Share and Follow
The prince arrived at the High Court in London in a black SUV and entered a modern wing of the court past dozens of photographers and TV cameras.
Harry alleges that journalists at the Daily Mirror and its sister papers used unlawful techniques on an “industrial scale” to get scoops.
The 38-year-old son of King Charles III will be the first British royal since the 19th century to face questioning in a court.
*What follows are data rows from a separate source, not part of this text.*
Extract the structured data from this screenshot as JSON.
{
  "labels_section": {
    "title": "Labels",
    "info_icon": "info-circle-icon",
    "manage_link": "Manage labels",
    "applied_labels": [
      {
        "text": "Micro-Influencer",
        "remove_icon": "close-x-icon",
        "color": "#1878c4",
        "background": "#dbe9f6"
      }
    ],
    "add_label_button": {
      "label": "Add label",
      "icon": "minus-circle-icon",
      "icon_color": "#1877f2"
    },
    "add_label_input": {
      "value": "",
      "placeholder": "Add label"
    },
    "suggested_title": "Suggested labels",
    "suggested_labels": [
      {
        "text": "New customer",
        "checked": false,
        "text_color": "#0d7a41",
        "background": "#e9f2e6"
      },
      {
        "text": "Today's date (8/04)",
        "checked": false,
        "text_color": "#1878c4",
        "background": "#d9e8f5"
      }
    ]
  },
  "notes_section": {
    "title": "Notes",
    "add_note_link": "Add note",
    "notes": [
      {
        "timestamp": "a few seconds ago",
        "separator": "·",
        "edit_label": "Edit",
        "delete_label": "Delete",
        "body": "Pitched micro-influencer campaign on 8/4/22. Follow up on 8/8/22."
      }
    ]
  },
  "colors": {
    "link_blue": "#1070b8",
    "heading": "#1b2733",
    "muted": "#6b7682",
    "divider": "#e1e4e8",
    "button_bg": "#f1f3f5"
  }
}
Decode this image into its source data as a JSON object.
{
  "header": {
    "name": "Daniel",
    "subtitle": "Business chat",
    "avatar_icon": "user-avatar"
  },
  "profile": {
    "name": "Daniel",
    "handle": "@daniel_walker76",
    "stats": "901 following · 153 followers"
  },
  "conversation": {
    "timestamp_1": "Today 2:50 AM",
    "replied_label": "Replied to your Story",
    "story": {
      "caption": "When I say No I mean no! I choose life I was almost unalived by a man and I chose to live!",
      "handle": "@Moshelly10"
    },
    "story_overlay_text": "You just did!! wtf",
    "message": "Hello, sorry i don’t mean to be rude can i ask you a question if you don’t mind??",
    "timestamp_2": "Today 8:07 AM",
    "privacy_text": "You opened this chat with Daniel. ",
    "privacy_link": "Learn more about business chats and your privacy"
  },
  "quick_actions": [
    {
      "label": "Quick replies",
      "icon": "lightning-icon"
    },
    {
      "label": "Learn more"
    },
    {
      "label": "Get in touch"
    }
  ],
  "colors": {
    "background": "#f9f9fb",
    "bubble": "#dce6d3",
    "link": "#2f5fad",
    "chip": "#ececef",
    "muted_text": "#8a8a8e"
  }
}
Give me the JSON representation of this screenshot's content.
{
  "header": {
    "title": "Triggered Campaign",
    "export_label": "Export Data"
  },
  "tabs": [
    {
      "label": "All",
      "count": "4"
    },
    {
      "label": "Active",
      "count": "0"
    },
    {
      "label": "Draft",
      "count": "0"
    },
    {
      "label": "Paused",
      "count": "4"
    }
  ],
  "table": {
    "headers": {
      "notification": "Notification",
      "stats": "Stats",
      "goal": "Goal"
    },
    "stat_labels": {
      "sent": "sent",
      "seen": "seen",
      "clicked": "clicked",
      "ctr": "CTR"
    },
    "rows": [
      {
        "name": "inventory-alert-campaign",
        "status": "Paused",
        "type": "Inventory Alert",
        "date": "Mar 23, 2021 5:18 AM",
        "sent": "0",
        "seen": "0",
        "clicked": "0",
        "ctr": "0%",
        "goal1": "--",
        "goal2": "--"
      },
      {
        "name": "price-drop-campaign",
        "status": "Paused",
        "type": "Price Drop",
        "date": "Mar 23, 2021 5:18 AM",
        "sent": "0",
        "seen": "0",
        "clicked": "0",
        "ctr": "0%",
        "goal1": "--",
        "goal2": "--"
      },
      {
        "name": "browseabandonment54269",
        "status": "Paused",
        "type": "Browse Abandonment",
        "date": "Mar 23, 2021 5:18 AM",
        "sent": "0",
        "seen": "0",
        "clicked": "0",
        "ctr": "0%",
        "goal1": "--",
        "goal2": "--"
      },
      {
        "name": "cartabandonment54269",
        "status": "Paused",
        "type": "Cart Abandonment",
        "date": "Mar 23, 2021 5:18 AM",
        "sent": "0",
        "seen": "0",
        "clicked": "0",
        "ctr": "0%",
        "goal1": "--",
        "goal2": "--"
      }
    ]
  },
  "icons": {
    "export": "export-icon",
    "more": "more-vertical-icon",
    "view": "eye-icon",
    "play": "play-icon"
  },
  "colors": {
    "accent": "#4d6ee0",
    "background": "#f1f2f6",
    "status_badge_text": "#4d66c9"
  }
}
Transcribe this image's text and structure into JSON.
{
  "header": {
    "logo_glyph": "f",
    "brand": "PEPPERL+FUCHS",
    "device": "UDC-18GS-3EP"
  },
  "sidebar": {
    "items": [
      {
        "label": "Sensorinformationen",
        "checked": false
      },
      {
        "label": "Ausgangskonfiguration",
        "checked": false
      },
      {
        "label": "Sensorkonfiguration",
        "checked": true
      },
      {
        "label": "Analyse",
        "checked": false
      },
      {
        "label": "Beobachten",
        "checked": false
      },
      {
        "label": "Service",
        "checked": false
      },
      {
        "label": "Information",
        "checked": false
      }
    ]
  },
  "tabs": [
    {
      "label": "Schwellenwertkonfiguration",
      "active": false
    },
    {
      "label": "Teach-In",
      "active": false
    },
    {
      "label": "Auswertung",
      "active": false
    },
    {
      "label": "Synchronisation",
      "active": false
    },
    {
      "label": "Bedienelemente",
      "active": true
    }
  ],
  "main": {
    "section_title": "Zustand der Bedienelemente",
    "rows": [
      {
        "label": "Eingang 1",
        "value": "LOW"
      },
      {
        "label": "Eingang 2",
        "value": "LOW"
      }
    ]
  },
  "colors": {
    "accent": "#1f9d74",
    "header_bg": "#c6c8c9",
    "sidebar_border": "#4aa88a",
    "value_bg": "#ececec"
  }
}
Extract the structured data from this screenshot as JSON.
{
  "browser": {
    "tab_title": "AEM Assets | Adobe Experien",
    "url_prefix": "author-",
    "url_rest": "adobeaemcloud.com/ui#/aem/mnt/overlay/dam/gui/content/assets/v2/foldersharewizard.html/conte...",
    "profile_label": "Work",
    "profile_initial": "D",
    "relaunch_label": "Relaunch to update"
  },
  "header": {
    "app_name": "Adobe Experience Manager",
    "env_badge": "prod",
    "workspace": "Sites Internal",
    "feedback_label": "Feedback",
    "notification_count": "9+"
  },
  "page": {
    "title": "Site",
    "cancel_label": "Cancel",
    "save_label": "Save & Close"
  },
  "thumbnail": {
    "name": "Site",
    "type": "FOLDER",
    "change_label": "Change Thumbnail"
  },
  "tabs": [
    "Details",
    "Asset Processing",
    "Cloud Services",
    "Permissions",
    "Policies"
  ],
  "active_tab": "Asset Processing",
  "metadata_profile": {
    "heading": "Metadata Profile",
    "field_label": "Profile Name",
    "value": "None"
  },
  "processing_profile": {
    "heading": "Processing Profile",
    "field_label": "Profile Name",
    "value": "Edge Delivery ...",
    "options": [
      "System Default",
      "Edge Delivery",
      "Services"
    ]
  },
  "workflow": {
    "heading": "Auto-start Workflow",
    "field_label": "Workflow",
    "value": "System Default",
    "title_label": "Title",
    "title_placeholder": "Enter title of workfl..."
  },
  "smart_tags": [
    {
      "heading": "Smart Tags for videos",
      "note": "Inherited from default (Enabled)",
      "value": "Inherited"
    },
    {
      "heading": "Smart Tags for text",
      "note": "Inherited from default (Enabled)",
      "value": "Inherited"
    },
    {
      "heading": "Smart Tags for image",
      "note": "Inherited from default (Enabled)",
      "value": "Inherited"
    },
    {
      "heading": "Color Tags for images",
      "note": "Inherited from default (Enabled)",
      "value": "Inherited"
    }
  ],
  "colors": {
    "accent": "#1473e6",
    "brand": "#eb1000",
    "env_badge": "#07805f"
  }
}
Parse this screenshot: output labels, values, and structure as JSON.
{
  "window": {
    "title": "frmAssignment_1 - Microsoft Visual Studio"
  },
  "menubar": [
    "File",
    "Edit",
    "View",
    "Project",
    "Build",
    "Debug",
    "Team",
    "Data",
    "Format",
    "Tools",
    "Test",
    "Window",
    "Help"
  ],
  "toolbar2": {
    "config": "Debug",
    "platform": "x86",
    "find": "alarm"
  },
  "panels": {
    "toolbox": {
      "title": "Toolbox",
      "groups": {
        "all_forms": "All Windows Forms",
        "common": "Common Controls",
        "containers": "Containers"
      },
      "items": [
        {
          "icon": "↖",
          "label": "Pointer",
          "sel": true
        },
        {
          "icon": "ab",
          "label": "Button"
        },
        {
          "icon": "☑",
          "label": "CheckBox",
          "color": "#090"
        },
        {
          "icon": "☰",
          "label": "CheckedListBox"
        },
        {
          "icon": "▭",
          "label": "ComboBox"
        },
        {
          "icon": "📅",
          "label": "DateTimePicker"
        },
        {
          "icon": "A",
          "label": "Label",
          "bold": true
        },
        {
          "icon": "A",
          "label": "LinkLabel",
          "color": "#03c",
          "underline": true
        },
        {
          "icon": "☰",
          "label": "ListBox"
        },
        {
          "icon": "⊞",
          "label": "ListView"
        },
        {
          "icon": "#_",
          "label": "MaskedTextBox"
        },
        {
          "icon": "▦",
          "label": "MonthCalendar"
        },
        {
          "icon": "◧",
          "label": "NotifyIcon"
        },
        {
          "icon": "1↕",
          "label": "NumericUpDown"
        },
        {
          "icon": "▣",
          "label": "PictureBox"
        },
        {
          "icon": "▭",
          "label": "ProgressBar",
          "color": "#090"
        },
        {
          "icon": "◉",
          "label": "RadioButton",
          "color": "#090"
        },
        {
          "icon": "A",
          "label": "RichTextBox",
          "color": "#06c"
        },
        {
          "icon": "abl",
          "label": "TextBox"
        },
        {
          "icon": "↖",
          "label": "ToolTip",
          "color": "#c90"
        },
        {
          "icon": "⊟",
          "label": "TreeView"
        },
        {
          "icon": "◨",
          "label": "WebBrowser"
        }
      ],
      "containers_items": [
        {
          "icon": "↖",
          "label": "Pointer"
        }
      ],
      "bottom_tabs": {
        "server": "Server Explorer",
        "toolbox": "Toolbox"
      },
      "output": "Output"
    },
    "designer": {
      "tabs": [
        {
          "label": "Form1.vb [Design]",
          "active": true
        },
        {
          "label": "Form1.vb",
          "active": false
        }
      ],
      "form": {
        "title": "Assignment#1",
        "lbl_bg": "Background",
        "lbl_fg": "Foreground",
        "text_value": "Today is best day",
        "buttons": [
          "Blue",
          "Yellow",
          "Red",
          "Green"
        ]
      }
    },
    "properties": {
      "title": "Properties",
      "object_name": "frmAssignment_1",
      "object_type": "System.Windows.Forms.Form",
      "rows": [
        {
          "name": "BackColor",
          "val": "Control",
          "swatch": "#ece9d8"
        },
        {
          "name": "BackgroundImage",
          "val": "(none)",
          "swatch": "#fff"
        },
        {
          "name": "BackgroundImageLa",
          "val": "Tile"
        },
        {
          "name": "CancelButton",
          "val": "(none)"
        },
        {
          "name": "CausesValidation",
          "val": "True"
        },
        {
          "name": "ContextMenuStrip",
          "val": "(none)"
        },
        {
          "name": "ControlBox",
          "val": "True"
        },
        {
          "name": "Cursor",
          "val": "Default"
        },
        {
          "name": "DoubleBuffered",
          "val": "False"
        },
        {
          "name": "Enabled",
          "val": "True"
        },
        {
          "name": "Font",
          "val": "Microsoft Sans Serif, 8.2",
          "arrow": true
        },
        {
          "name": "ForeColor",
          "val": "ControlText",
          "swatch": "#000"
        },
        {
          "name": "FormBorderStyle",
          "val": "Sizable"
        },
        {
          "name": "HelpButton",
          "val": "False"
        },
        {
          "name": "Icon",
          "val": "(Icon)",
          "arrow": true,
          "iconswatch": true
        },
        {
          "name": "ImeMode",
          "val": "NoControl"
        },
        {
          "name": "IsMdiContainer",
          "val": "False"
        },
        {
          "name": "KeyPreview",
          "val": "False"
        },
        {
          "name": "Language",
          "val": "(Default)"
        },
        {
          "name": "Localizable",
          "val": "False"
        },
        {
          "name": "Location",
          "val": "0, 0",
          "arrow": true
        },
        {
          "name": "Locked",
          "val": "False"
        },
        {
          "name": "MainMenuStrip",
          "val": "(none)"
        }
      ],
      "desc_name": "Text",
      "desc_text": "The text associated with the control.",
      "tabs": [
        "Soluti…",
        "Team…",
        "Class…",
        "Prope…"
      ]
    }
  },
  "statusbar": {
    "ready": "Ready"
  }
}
An ancestor, the future King Edward VII, appeared as a witness in a trial over a gambling scandal in 1891.
Harry has made a mission of holding the UK press to account for what he sees as its hounding of him and his family.
Setting out the prince’s case in court on Monday, his lawyer, David Sherborne, said that from Harry’s childhood, British newspapers used hacking and subterfuge to mine snippets of information that could be turned into front-page scoops.
He said stories about Harry were big sellers for the newspapers, and some 2500 articles had covered all facets of his life during the time period of the case — 1996 to 2011 — from injuries at school to experimenting with marijuana and cocaine to ups and downs with girlfriends.
“Nothing was sacrosanct or out of bounds” for the tabloids, the lawyer said.
Mirror Group’s attorney, Andrew Green, said there was “simply no evidence capable of supporting the finding that the Duke of Sussex was hacked, let alone on a habitual basis”.
Green said he plans to question Harry for a day and a half.
Harry has been expected in court Monday for the opening of the hacking case, the first of his several lawsuits against the media to go to a full trial.
Princess Eugenie gives birth to her second child
He was absent because he’d taken a flight Sunday from Los Angeles after the birthday of his two-year-old daughter Lilibet, Sherborne said — to the evident chagrin of the judge, Timothy Fancourt.
“I’m a little surprised,” said Fancourt, noting he had directed Harry to be prepared to testify.
Harry’s fury at the UK press — and sometimes at his own royal relatives for what he sees as their collusion with the media — runs through his memoir, Spare, and interviews conducted by Oprah Winfrey and others.
He has blamed paparazzi for causing the car crash that killed his mother, Princess Diana, and said harassment and intrusion by the UK press, including allegedly racist articles, led him and his wife, Meghan, to flee to the US in 2020 and leave royal life behind.